The Fallen Legacy of Black Supermodels
Some young faces of color are fighting their way back onto the catwalk
There was a whisper echoing throughout New York Fashion Week last February, and it didn't have anything to do with Alexander Wang's finale look. Though rich with inspiration and creativity, there was something missing from the catwalk: a strong showing of black models.
Cited in the media as the "whitest" Fashion Week since 2008, the week-long event at Lincoln Center provided a catwalk for over 5,000 looks, of which only seven percent were modeled by black women. While there may be strength in numbers, there are a cache of black models who are quickly becoming some of the industry's most sought after talent. They're inking multi-million dollar advertising campaigns, gracing the pages of high fashion magazines and flying to Paris, London and Milan to walk in the most highly anticipated shows. With the supermodel era nearly two decades in the past, whether their careers will reach the status of Tyra and Naomi's before them is uncertain. Still, many are striving for just that, hoping that if they get there, their face won't be the only brown one at the top.

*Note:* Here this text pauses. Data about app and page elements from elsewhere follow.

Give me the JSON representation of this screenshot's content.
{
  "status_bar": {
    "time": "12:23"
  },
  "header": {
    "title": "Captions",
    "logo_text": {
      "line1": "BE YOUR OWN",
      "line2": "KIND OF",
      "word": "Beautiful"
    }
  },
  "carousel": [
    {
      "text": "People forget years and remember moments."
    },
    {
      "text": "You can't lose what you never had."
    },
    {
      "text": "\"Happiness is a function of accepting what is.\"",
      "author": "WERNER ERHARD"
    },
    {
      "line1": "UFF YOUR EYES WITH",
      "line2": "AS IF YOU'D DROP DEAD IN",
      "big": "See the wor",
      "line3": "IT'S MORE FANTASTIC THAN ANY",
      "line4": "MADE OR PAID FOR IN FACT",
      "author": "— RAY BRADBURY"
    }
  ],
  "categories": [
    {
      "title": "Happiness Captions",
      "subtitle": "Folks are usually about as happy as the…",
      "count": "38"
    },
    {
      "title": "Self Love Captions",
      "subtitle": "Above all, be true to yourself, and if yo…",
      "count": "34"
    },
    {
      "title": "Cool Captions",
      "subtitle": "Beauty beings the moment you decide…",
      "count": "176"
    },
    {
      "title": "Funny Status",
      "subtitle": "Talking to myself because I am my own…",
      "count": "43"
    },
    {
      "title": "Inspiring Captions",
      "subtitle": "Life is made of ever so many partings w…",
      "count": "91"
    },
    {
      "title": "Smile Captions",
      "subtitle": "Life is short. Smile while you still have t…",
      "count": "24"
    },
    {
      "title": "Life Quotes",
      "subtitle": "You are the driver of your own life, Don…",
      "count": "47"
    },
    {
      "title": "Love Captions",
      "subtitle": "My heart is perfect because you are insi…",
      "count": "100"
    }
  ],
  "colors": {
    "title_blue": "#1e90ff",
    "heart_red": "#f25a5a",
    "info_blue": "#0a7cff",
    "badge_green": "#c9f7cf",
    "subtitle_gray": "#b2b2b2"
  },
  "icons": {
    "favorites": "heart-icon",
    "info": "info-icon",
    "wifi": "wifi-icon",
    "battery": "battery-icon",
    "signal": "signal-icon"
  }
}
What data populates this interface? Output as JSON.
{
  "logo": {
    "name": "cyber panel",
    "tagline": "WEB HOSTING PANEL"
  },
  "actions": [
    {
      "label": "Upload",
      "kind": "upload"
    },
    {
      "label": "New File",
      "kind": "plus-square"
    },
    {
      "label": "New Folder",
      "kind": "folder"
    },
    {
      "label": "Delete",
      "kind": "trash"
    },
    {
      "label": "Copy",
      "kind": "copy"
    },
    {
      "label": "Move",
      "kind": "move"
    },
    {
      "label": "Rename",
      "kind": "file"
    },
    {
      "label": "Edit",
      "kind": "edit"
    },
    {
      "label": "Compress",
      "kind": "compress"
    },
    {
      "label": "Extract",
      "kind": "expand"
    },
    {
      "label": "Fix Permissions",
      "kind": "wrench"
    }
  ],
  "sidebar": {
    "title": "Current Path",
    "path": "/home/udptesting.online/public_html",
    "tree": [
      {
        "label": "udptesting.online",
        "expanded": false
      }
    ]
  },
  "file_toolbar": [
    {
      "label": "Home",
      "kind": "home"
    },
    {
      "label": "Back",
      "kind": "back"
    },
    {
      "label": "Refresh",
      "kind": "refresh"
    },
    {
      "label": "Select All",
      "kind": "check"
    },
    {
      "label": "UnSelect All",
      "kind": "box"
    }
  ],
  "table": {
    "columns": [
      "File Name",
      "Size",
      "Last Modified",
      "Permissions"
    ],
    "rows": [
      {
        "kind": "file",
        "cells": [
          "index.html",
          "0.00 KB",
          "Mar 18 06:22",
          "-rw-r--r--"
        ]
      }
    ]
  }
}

Among these models is Atong Arjok. Born in Sudan and raised in San Diego, Arjok found herself at an open call for aspiring models in 2002 after she and her cousin heard an advertisement for the event on the radio. Her inimitable look piqued the interest of scouts and within weeks Arjok was signed to LA Models and off to New York to start working.
"That was a shocker," she says of the speed at which here career started to develop. "I was 17 and had never been on my own. My family was very supportive, but they were terrified." Arjok got work quickly, walking in shows for Diane von Furstenberg and 3.1 Phillip Lim and appearing in spreads for Allure and Italian Vogue. With so few models of color on the scene, she was soon in high demand and often being compared to another Sudanese beauty.
"There weren't that many people who looked like me," she says. "It was just me and Alek Wek." But while Wek emerged as an industry "it" girl and Arjok consistently booked print and runway jobs, it was clear that their experiences were the exception and not the rule; they rarely shared the limelight with other models of color.
"This is not an equal opportunity type of business and I really don't know why," Arjok says. "After Italian Vogue I thought it would get better, but it really hasn't," she notes, referencing the now infamous July 2008 issue that featured all black models.
But three years later, the lack of diversity in the industry is still clear. Still, the competition faced by women of color doesn't always come from fellow models.
"All of the big jobs are going to celebrities," Arjok says, adding that society's increased interest in Hollywood doesn't leave much room for models to reach the same level of success that there predecessors did in the early 90s. "I think we kind of lost that," she says of the notoriety models of the past once enjoyed.
April Smith, an account manager for L'Oreal, says the shift is especially visible in big-name advertising campaigns.
"Brands see using a celebrity as a way to boost their legacy," Smith says, noting that big-name entertainers already have a following that brands are eager to market to. "It's much more difficult to come in when you're a model who's relatively unknown.”
Though an increase in celebrity-endorsed campaigns has made it more difficult for models to carve out their niche, Smith says the commercial market is a great place for women of color to get recognized. "It's important for brands to communicate an appreciation for diversity," she says.
As models like Chanel Iman, Jessica White and Selita Ebanks remain fixtures in high fashion, a handful of young women are inching their way to the top.
"Ubah Hassan (pictured above right) is really making a lot of treadmarks," Smith says of the Somali-born model who was the face of Ralph Lauren in 2008 and recently appeared in a Macy's campaign. "And Liya Kebede has been trailblazing these past few months." In June, Kebede became the newest faces of L'Oreal Paris, the same month Arlenis Sosa's (pictured above left) Lancome campaign appeared. Strides like these are good news to Arjok, who recently went to work in Paris.
"My career has been an amazing," she says, "but I hope they'll be a day when I can walk in shows and never be the only black girl there."